The point is well-taken. The Israeli media seems to believe that Diaspora Jewry either doesn’t exist or lives in a realm that’s both distant and without much of an impact on Israelis.
As recent history reflects, nothing could be further from the truth. Without the devotion and determination of world Jewry, there would be no Jewish state today. What’s more, the current seismic shifts in national allegiances demonstrate clearly that our communities on both sides of the ocean will need to understand and support each other to secure a Jewish future for our children and grandchildren. Like Freund, we maintain that “our future as a nation is linked to the immutable relationship that exists between Israel and Jews abroad.”

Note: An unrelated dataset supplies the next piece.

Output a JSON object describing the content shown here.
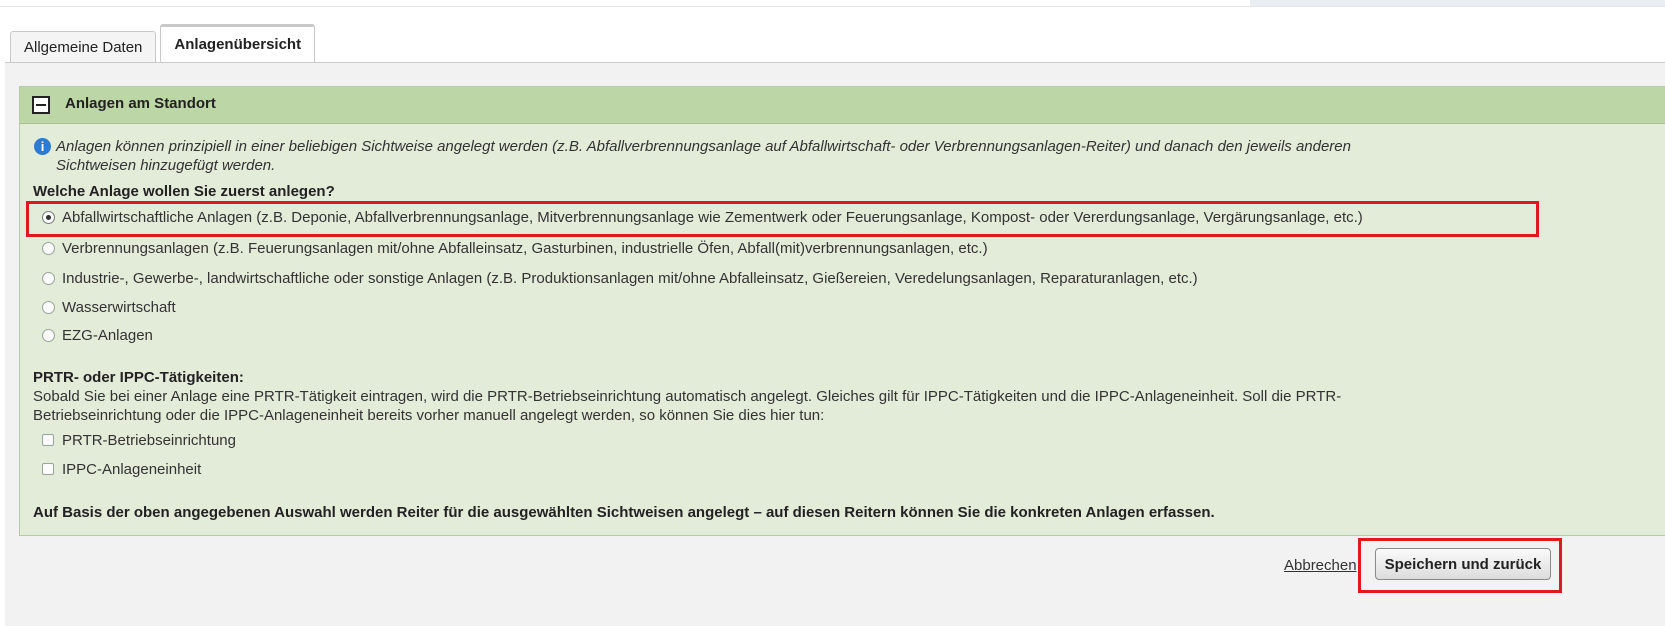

This is the guiding principle behind Ruderman Fellows, a program sponsored by the Ruderman Family Foundation in cooperation with Brandeis University. Each spring, we bring members of the Knesset to the United States to gain a deeper understanding and appreciation of American Jews, their experiences, values and priorities.
This program changes minds and hearts. It also echoes Freund’s conclusion: “… unless we actively nurture our connection, learning more about one another, we run the risk of drifting apart. And that must not be allowed to happen.”
— Jay Ruderman